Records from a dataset
=====

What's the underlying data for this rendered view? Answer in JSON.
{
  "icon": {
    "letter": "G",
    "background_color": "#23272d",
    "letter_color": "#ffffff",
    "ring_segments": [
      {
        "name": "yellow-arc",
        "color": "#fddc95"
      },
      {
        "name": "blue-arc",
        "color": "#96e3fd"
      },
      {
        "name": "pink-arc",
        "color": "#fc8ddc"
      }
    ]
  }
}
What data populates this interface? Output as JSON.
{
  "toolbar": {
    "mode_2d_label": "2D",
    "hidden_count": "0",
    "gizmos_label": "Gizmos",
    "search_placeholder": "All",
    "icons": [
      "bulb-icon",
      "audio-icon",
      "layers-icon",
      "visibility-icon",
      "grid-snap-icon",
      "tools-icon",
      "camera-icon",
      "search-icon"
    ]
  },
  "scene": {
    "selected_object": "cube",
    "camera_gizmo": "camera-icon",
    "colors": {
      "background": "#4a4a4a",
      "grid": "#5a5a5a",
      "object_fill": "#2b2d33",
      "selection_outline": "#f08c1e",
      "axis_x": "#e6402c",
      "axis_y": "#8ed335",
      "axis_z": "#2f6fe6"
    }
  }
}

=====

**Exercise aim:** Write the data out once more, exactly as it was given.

**Answer section:**
What's the underlying data for this rendered view? Answer in JSON.
{
  "icon": {
    "letter": "G",
    "background_color": "#23272d",
    "letter_color": "#ffffff",
    "ring_segments": [
      {
        "name": "yellow-arc",
        "color": "#fddc95"
      },
      {
        "name": "blue-arc",
        "color": "#96e3fd"
      },
      {
        "name": "pink-arc",
        "color": "#fc8ddc"
      }
    ]
  }
}
What data populates this interface? Output as JSON.
{
  "toolbar": {
    "mode_2d_label": "2D",
    "hidden_count": "0",
    "gizmos_label": "Gizmos",
    "search_placeholder": "All",
    "icons": [
      "bulb-icon",
      "audio-icon",
      "layers-icon",
      "visibility-icon",
      "grid-snap-icon",
      "tools-icon",
      "camera-icon",
      "search-icon"
    ]
  },
  "scene": {
    "selected_object": "cube",
    "camera_gizmo": "camera-icon",
    "colors": {
      "background": "#4a4a4a",
      "grid": "#5a5a5a",
      "object_fill": "#2b2d33",
      "selection_outline": "#f08c1e",
      "axis_x": "#e6402c",
      "axis_y": "#8ed335",
      "axis_z": "#2f6fe6"
    }
  }
}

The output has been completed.